## GOAL OF THE EXERCISE
Repeat these records exactly, pictures excluded.

## RECORDS SUPPLIED
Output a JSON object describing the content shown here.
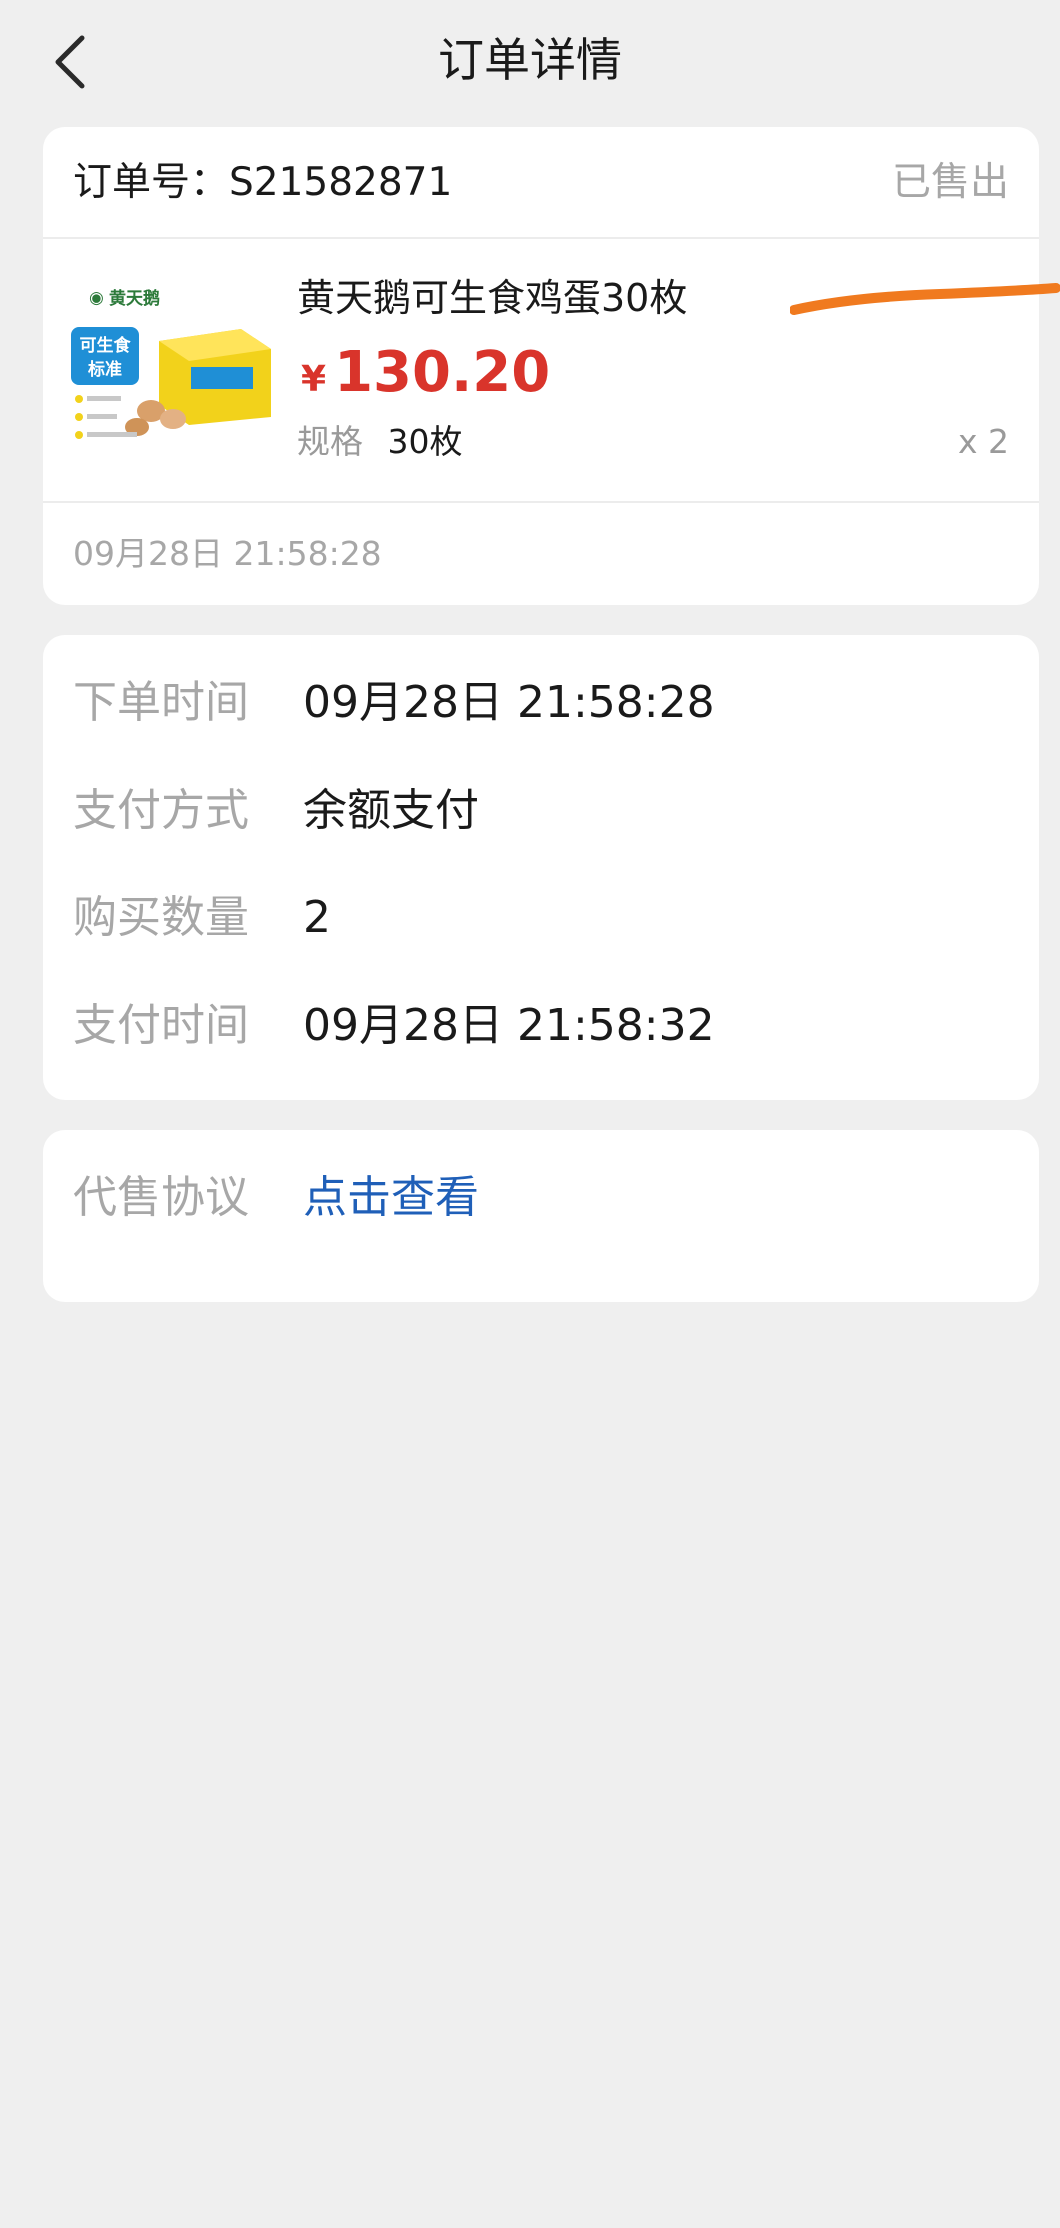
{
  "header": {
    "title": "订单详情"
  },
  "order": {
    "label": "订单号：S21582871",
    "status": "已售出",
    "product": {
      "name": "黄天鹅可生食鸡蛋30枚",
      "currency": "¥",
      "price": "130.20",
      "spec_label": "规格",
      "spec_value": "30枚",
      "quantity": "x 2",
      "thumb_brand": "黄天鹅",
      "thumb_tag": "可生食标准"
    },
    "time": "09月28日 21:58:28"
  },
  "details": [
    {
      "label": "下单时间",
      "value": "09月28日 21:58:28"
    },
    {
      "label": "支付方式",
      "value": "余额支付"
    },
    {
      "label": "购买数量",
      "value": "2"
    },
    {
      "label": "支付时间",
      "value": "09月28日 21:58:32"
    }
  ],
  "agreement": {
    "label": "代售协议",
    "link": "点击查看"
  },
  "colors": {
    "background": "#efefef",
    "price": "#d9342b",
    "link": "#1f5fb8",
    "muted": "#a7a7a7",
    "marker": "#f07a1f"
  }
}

## YOUR RESPONSE
Output a JSON object describing the content shown here.
{
  "header": {
    "title": "订单详情"
  },
  "order": {
    "label": "订单号：S21582871",
    "status": "已售出",
    "product": {
      "name": "黄天鹅可生食鸡蛋30枚",
      "currency": "¥",
      "price": "130.20",
      "spec_label": "规格",
      "spec_value": "30枚",
      "quantity": "x 2",
      "thumb_brand": "黄天鹅",
      "thumb_tag": "可生食标准"
    },
    "time": "09月28日 21:58:28"
  },
  "details": [
    {
      "label": "下单时间",
      "value": "09月28日 21:58:28"
    },
    {
      "label": "支付方式",
      "value": "余额支付"
    },
    {
      "label": "购买数量",
      "value": "2"
    },
    {
      "label": "支付时间",
      "value": "09月28日 21:58:32"
    }
  ],
  "agreement": {
    "label": "代售协议",
    "link": "点击查看"
  },
  "colors": {
    "background": "#efefef",
    "price": "#d9342b",
    "link": "#1f5fb8",
    "muted": "#a7a7a7",
    "marker": "#f07a1f"
  }
}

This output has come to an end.